When we developed analog systems, interconnecting the circuit elements provided a natural starting place for constructing useful devices. In discrete-time signal processing, we are not limited by hardware considerations but by what can be constructed in software.
One of the first analog systems we described was the amplifier (Amplifiers: Amplifiers). We found that implementing an amplifier was difficult in analog systems, requiring an op-amp at least. What is the discrete-time implementation of an amplifier? Is this especially hard or easy?

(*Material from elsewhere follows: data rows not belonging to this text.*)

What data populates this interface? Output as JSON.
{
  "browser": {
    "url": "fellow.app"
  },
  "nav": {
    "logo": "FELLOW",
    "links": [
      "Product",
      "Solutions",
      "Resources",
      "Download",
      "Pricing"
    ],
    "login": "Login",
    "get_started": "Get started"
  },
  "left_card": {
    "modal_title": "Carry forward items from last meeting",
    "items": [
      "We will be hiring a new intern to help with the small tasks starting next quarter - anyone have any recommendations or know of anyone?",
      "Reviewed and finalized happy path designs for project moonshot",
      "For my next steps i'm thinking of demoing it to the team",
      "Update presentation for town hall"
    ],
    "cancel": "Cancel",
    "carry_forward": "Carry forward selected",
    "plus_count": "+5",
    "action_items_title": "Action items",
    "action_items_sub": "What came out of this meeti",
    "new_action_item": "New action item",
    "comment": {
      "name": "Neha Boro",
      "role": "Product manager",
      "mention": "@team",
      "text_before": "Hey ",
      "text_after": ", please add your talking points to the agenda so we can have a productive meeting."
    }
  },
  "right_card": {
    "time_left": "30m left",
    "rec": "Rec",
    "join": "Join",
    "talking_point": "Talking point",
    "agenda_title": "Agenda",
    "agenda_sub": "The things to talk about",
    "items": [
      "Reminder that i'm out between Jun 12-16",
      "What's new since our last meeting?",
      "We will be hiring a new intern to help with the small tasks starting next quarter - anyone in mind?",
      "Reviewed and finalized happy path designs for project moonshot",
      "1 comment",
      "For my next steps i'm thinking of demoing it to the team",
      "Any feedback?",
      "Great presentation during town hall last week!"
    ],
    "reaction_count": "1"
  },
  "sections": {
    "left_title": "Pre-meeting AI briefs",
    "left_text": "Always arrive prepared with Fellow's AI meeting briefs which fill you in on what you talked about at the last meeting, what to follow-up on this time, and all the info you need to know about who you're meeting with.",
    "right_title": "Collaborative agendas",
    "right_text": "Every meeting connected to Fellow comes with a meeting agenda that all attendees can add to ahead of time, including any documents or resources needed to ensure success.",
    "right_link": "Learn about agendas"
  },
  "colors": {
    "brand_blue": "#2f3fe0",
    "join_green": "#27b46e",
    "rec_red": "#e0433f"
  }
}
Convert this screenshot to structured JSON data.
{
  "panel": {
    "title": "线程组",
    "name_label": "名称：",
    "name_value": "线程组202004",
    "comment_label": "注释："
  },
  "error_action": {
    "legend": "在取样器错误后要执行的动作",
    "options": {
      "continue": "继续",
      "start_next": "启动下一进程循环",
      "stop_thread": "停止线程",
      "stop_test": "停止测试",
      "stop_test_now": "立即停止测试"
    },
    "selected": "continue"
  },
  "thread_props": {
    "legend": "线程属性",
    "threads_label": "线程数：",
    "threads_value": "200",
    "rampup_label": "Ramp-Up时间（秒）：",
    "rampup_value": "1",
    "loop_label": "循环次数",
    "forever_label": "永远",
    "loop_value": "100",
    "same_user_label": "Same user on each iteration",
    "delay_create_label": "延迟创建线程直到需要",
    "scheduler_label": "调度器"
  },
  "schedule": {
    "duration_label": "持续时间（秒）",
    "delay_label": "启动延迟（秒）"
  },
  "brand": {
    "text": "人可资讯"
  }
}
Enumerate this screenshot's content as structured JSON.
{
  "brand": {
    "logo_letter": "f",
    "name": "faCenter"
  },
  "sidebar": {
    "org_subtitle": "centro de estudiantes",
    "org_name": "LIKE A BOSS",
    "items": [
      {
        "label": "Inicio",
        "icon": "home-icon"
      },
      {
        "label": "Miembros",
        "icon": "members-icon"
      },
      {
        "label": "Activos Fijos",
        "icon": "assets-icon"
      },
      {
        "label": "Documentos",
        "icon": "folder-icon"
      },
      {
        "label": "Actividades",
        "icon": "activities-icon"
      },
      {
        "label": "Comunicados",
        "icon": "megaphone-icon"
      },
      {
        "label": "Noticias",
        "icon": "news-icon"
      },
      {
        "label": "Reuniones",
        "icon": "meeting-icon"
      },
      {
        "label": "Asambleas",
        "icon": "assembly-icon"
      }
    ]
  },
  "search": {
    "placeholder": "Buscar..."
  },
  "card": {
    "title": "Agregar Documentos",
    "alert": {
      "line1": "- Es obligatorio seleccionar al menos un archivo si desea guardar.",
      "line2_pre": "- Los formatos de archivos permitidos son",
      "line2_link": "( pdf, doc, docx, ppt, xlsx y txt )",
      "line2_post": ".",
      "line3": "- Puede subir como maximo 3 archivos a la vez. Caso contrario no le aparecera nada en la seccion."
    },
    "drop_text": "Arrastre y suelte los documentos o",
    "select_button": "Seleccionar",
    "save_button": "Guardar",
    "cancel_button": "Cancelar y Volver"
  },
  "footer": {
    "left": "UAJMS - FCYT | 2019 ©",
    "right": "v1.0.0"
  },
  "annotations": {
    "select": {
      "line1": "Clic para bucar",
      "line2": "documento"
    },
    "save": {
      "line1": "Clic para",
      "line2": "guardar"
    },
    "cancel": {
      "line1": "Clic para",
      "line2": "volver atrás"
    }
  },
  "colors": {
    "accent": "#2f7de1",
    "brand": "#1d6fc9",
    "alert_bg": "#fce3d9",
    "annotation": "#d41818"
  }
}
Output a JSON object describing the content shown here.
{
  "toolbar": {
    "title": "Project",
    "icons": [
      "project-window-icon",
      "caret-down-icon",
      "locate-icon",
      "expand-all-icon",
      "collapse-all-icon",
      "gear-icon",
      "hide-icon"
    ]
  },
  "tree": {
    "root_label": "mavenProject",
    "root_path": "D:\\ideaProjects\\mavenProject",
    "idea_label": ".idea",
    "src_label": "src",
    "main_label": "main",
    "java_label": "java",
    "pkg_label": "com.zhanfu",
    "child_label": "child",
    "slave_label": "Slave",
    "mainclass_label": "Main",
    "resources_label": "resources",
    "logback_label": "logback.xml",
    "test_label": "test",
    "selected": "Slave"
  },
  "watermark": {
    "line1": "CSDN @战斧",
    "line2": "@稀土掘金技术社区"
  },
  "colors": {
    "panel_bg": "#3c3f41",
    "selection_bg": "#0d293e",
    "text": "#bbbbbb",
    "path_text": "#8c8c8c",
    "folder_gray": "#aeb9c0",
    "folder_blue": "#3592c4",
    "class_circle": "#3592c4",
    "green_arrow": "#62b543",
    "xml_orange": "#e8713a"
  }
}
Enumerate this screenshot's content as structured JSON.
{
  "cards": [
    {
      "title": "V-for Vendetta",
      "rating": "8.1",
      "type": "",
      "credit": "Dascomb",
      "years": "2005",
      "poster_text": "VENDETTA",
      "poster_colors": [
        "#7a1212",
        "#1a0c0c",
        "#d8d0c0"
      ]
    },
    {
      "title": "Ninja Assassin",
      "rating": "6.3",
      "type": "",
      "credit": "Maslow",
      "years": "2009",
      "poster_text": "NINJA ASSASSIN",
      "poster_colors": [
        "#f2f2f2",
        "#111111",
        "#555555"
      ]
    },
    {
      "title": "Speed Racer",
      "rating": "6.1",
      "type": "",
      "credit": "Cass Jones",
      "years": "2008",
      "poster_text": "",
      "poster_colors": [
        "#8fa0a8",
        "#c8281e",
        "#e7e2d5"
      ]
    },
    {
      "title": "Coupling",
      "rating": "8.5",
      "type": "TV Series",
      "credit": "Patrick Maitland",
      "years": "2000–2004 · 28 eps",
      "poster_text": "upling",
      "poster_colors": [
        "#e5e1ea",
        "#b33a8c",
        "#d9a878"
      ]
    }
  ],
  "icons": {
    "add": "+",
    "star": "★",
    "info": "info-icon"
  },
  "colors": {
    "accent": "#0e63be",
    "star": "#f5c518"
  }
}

In fact, we will discover that frequency-domain implementation of systems, wherein we multiply the input signal's Fourier transform by a frequency response, is not only a viable alternative, but also a computationally efficient one. We begin with discussing the underlying mathematical structure of linear, shift-invariant systems, and devise how software filters can be constructed.